[Start of Attachment]

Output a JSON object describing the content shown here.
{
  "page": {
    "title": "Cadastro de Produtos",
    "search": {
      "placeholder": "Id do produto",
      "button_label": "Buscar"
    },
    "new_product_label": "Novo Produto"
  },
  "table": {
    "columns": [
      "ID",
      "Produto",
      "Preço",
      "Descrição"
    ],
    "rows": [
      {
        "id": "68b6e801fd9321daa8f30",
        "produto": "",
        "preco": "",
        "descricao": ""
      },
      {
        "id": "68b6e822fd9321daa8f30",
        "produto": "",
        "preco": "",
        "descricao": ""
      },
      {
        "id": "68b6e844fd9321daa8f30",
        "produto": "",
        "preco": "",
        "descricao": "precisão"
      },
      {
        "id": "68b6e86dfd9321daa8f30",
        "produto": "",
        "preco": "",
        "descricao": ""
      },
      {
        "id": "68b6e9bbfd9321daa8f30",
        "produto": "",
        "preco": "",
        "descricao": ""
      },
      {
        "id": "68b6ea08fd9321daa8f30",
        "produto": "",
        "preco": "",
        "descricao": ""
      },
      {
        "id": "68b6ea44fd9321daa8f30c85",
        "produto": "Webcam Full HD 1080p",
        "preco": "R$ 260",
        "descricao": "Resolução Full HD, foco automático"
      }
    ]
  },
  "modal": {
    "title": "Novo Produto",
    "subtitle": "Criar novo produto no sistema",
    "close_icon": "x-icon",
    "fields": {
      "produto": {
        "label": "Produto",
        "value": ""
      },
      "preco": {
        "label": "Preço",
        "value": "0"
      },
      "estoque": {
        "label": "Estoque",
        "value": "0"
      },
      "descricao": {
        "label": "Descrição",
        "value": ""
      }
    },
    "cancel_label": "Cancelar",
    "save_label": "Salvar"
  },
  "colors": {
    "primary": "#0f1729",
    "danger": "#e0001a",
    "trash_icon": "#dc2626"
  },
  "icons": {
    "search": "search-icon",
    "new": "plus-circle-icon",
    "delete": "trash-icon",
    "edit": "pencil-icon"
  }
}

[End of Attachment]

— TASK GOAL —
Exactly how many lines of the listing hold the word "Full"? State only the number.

— RESPONSE BOX —
2